Back at her lodgings, a stark and cramped little room above a grocery store, the ubiquitous dust had crept through every gap and left a convenient intruder warning system across every flat surface. Hallena closed the front doors behind her and stood listening for a moment, checking who might be where. When she studied the thin coating of dust, footprints and scuffs had worn a clean path between the side doors to the shop and the owner’s living quarters across the passage. The layer on the stairs was still undisturbed, though. Nobody had gone up to her room since she’d left.
She had no real reason to check. It was just habit; careful, wary habit.
The shop doors parted and the elderly female owner stuck her head through the gap, smiling to reveal more gaps than teeth. “Won’t last much longer, my dear,” she said. “Regular as sunset, that wind.
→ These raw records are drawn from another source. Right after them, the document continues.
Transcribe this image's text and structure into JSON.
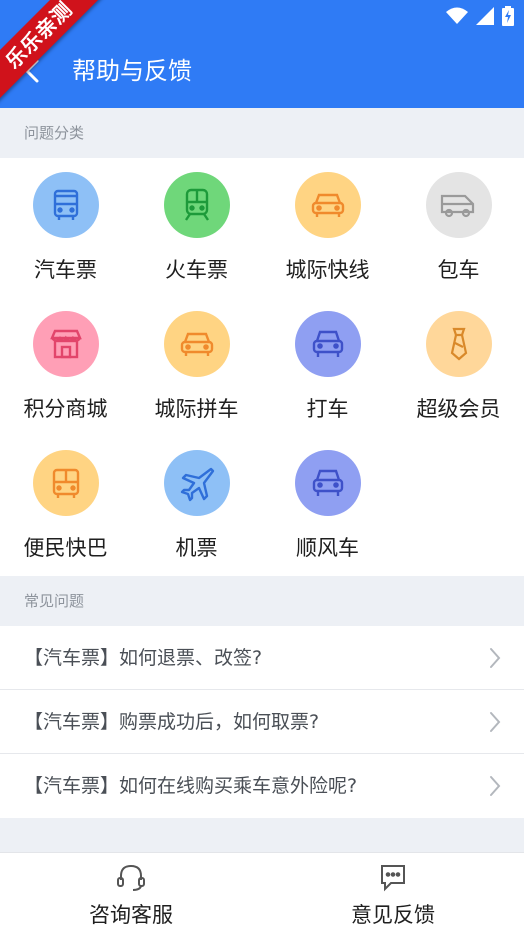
{
  "ribbon": "乐乐亲测",
  "header": {
    "title": "帮助与反馈"
  },
  "sections": {
    "categories_label": "问题分类",
    "faq_label": "常见问题"
  },
  "categories": [
    {
      "label": "汽车票",
      "icon": "bus-icon",
      "bg": "#8ec0f6"
    },
    {
      "label": "火车票",
      "icon": "train-icon",
      "bg": "#6fd77a"
    },
    {
      "label": "城际快线",
      "icon": "car-icon",
      "bg": "#ffd483"
    },
    {
      "label": "包车",
      "icon": "van-icon",
      "bg": "#e4e4e4"
    },
    {
      "label": "积分商城",
      "icon": "shop-icon",
      "bg": "#ff9fb6"
    },
    {
      "label": "城际拼车",
      "icon": "carpool-icon",
      "bg": "#ffd483"
    },
    {
      "label": "打车",
      "icon": "taxi-icon",
      "bg": "#8f9ff2"
    },
    {
      "label": "超级会员",
      "icon": "tie-icon",
      "bg": "#ffd79a"
    },
    {
      "label": "便民快巴",
      "icon": "minibus-icon",
      "bg": "#ffd483"
    },
    {
      "label": "机票",
      "icon": "plane-icon",
      "bg": "#8ec0f6"
    },
    {
      "label": "顺风车",
      "icon": "rideshare-icon",
      "bg": "#8f9ff2"
    }
  ],
  "faqs": [
    "【汽车票】如何退票、改签?",
    "【汽车票】购票成功后，如何取票?",
    "【汽车票】如何在线购买乘车意外险呢?"
  ],
  "bottom": {
    "service_label": "咨询客服",
    "feedback_label": "意见反馈"
  }
}
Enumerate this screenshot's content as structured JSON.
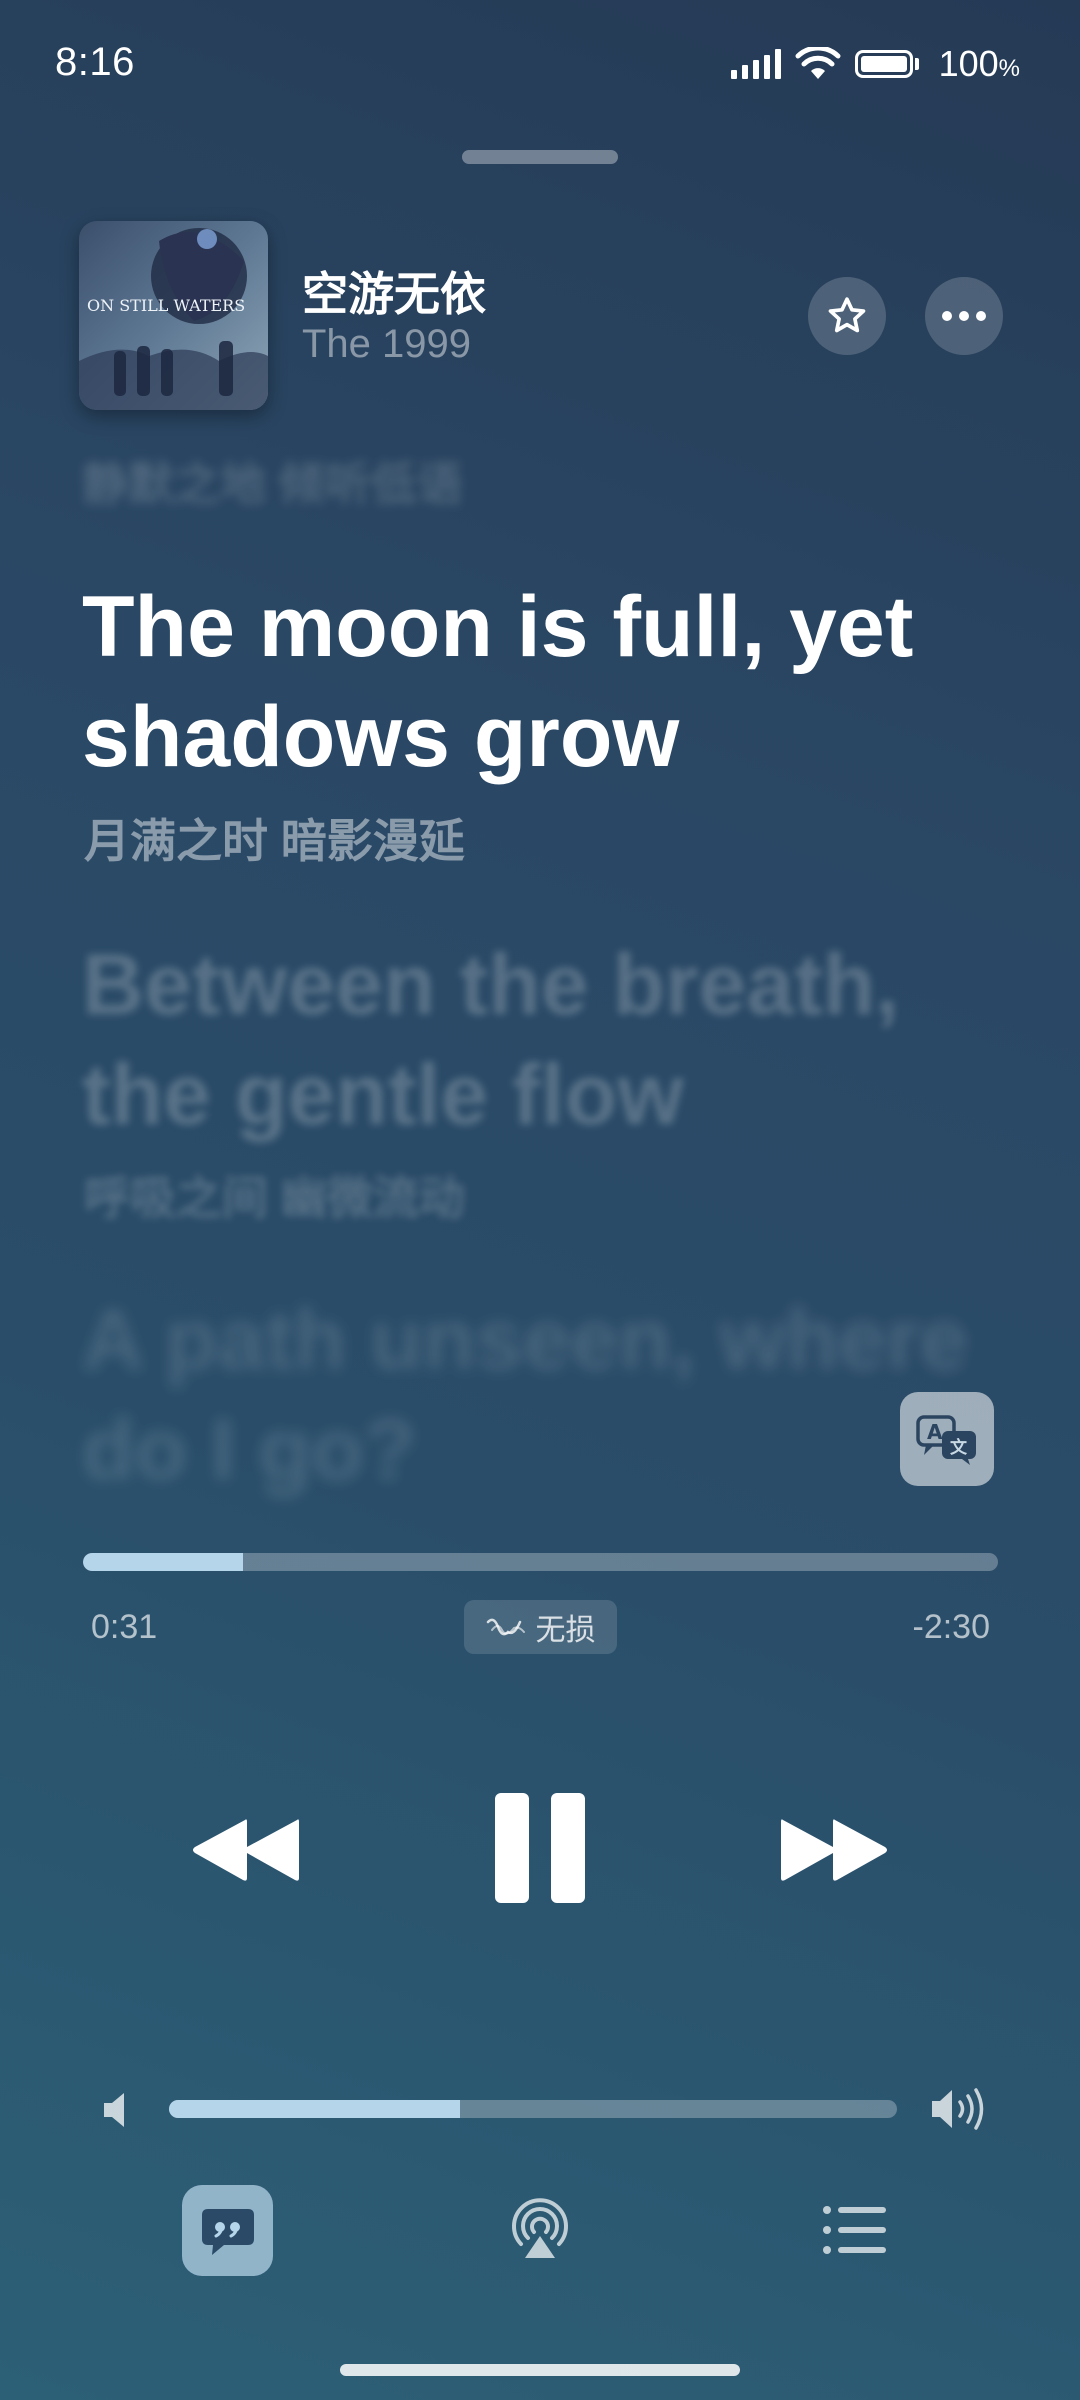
{
  "status_bar": {
    "time": "8:16",
    "battery_value": "100",
    "battery_unit": "%",
    "icons": [
      "signal-icon",
      "wifi-icon",
      "battery-icon"
    ]
  },
  "now_playing": {
    "title": "空游无依",
    "artist": "The 1999",
    "album_art_text": "ON STILL WATERS"
  },
  "header_actions": {
    "favorite_icon": "star-icon",
    "more_icon": "more-icon"
  },
  "lyrics": {
    "previous_blurred": "静默之地 倾听低语",
    "current": "The moon is full, yet shadows grow",
    "current_translation": "月满之时 暗影漫延",
    "next": "Between the breath, the gentle flow",
    "next_translation": "呼吸之间 幽微流动",
    "next2": "A path unseen, where do I go?"
  },
  "playback": {
    "elapsed": "0:31",
    "remaining": "-2:30",
    "progress_fraction": 0.175,
    "quality_label": "无损"
  },
  "volume": {
    "level_fraction": 0.4
  },
  "colors": {
    "accent": "#b5d5ea",
    "background_top": "#253a55",
    "background_bottom": "#2c6077"
  }
}
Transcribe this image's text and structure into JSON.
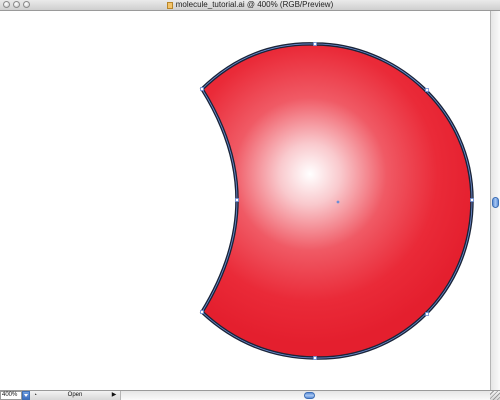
{
  "window": {
    "title": "molecule_tutorial.ai @ 400% (RGB/Preview)",
    "doc_icon": "document-icon"
  },
  "artwork": {
    "fill_center_color": "#ffffff",
    "fill_edge_color": "#e8212f",
    "stroke_color": "#1a2438",
    "selection_color": "#6e8fd6"
  },
  "statusbar": {
    "zoom": "400%",
    "status": "Open",
    "status_icon": "info-icon",
    "menu_icon": "triangle-right-icon"
  },
  "scrollbars": {
    "vertical": "scrollbar",
    "horizontal": "scrollbar"
  }
}
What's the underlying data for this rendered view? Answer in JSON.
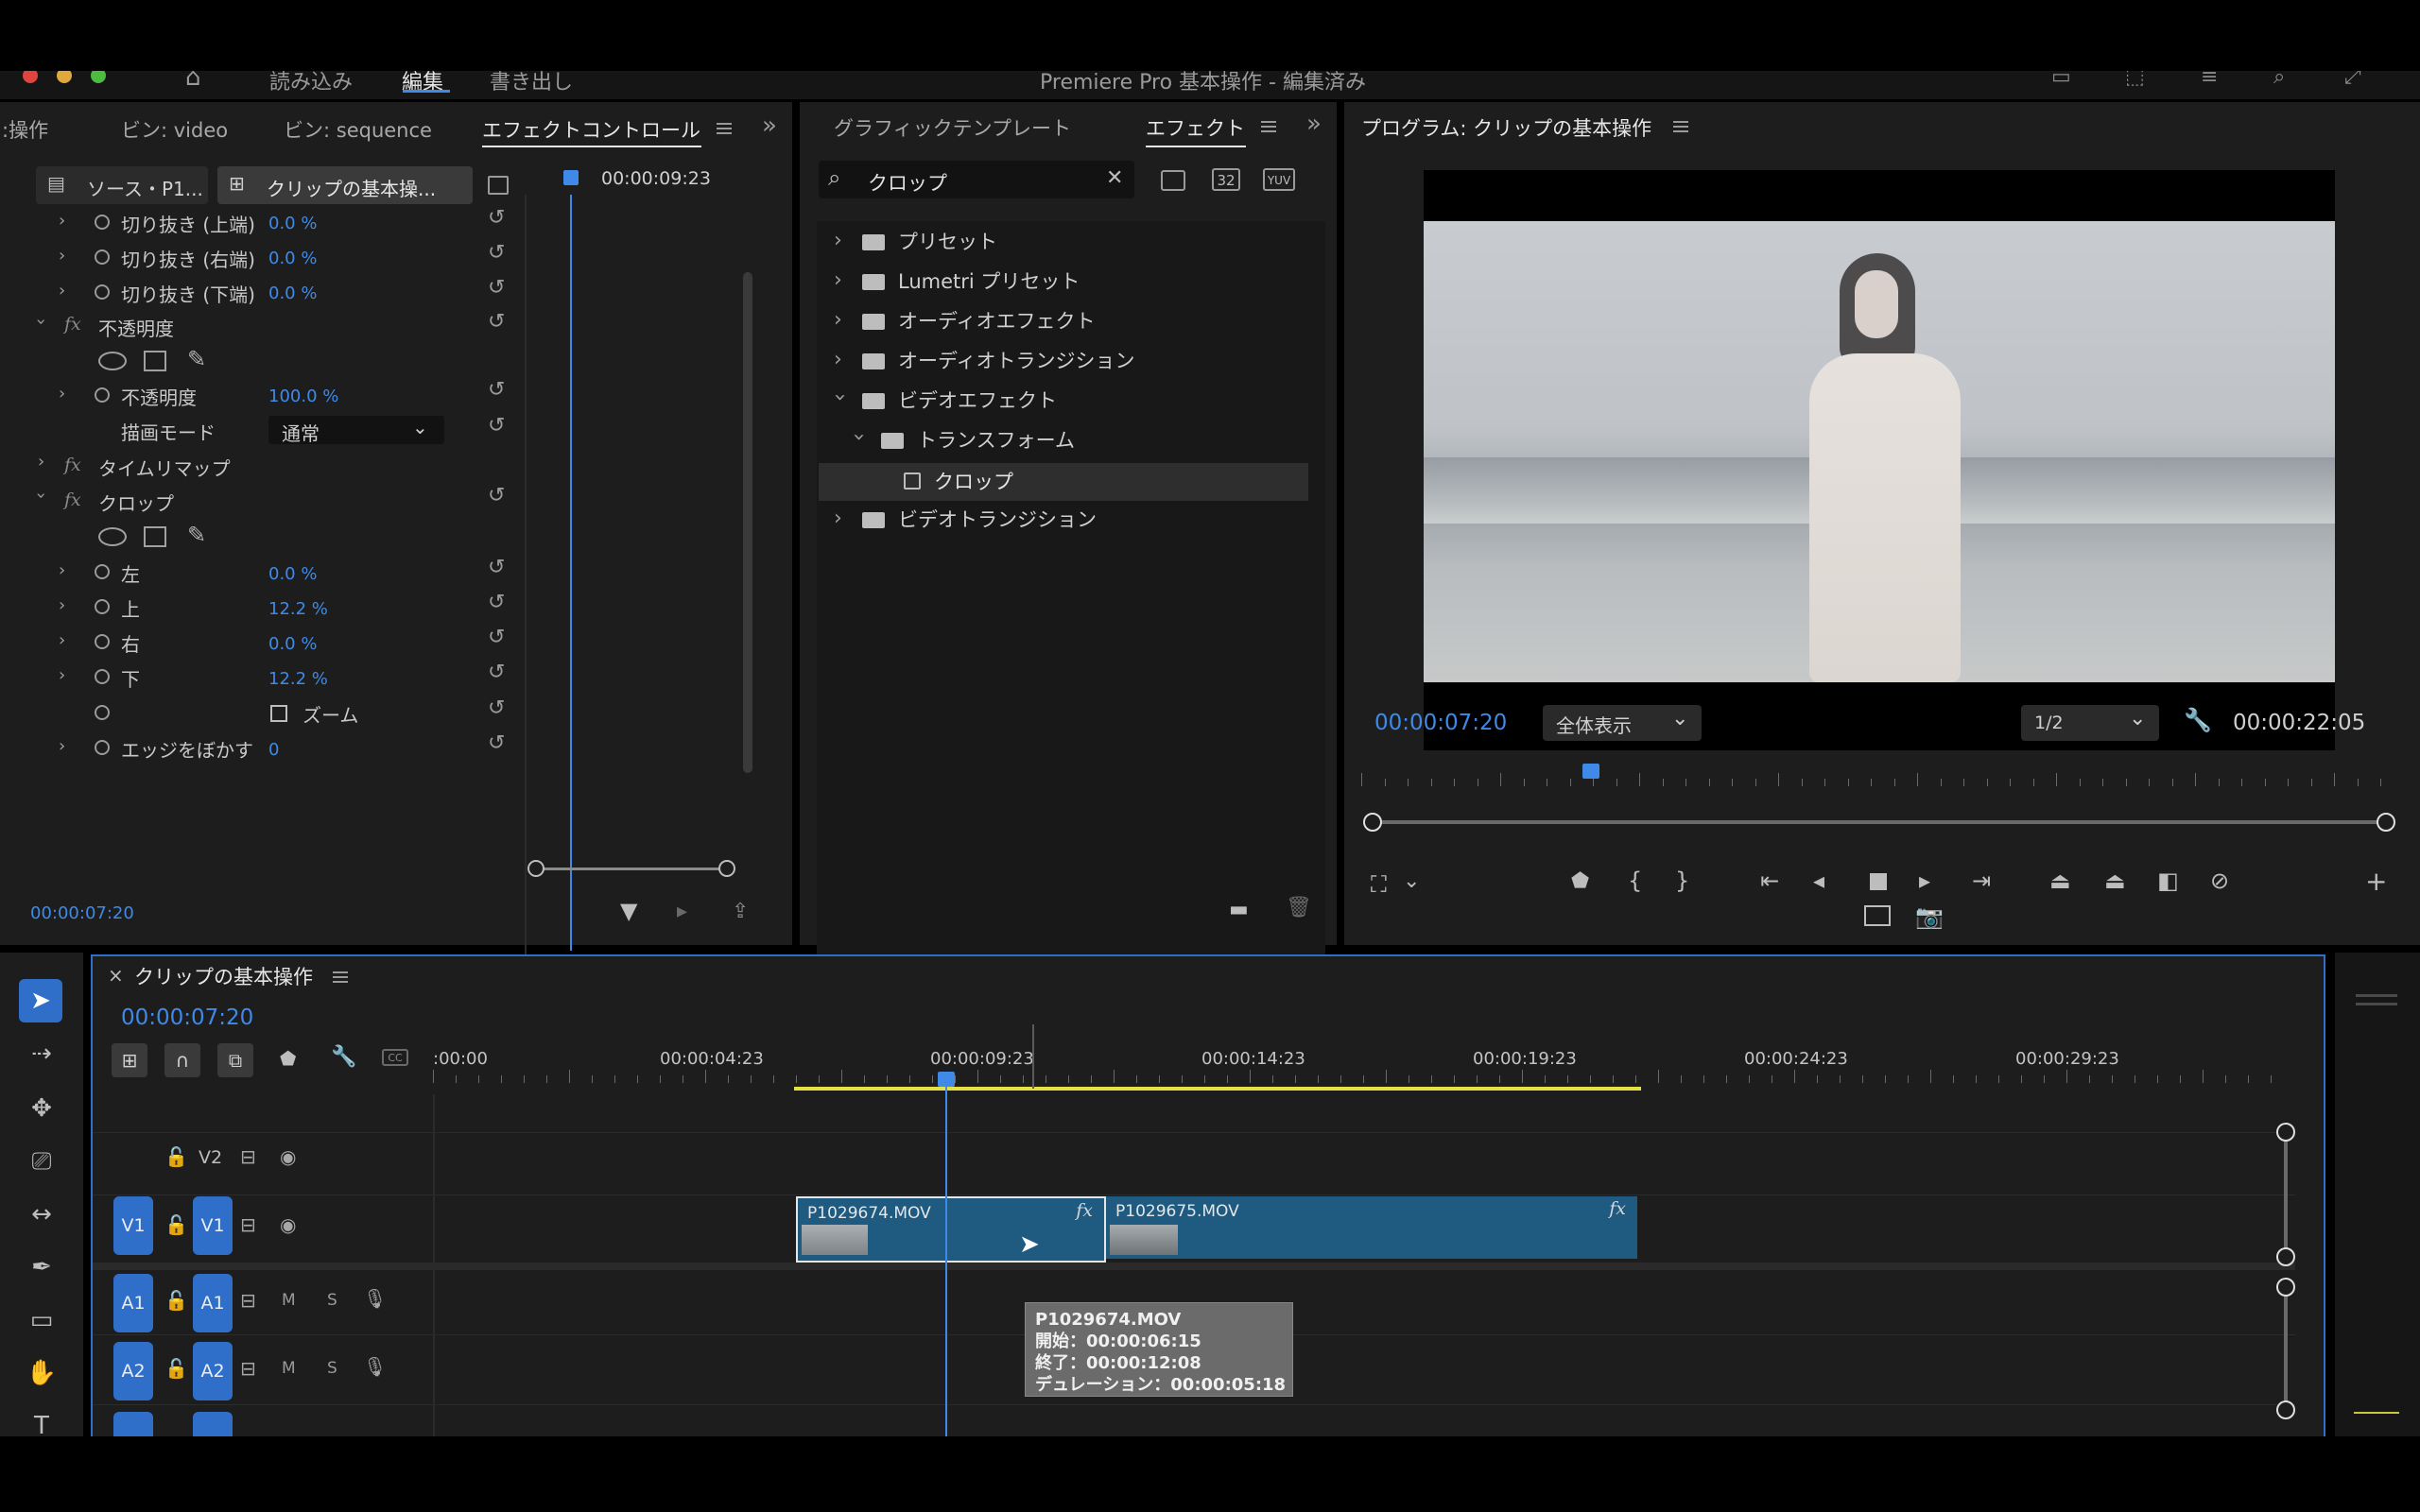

It’ll die down by this time tomorrow, and then the rains start.”
“I remember,” Hallena lied. It sounded as if the woman didn’t think she was local. “I used to visit Athar as a kid.” Don’t push it, don’t get a conversation going. “I’m going to get a job tomorrow. I’ll be out all day.”
“You’re a bit secretive, you are.”
Stang, is she Force- sensitive or something? That risk had never troubled Hallena before, but the war had suddenly made her aware of how many beings there were who could sense her feelings or even try to shape her thoughts. Spies liked to be the ones who did the shaping and sensing. It was the natural order of espionage.
“I’ve just been released from prison,” Hallena said at last, suitably awkward. “It’s not something I want to brag about. Don’t worry–it’s nothing violent or dishonest.”
“It never is,” the woman said, suddenly serious. “It’s always political these days.”
Hallena didn’t take it any farther. She retreated to her room, and spent the rest of the day tinkering with her comm kit–minimal, concealed within the old comlink, nothing that would make her look too well equipped in this austere world–and observing the activity in the street below through a small clear patch in the grimy transparisteel pane. Yes, the wind seemed to be dropping; a few more people were out on the walkways, some wearing goggles, others with their mouths still covered by scarves, but they seemed to know that respite was coming.
How long am I going to be here?
Hallena was glad she’d never been a sleeper, living undercover for a lifetime until a controller she’d never seen finally called one day and gave her a mission within a society she might have grown to think of as her own. Short bursts of being someone and something else were much more manageable.
I can only live so much of a lie.
Gil Pellaeon knew exactly what she was and accepted her for it. That was a rare source of honest stability in her line of work. She didn’t even keep a holoimage of him with her: too risky, like any genuine personal possession that might identify her if she was captured. But Gil understood the nature of their relationship–snatched moments, denials, no real prospect of routine, daily, comfortable domestic bliss like other couples– because his job wasn’t so different.
Will either of us survive long enough to get out, to retire? Gil . . . no, he loves his ship. I’ll have to join him one day. That night, Hallena slept fitfully with her blaster on the nightstand. In the early hours, noise from the street woke her; her dozing brain told her it was drunks outside, typical Coruscant nightlife, but she snapped fully alert into Athar, JanFathal, where wild revelry wasn’t routine.
The voice was a scream, a protest, not drunken shrieking. Lights played on the buildings opposite. The crunch and thud of doors being forced open gave way to speeders revving their drives. When Hallena got a glimpse of what was happening from the window, she saw a man and a woman being bundled into a vehicle marked with the livery of Athar’s not- so- secret police. One masked officer brought a bludgeon down on the head of the man in one practiced movement as he shoved him into the police speeder. The arrest was suddenly over. The lights swung around; all the vehicles sped off. All that remained was the gaping doors of the house opposite, yellow light streaming onto the pavement, and the complete absence of any neighbors coming out to see what was happening.
They must have heard it all.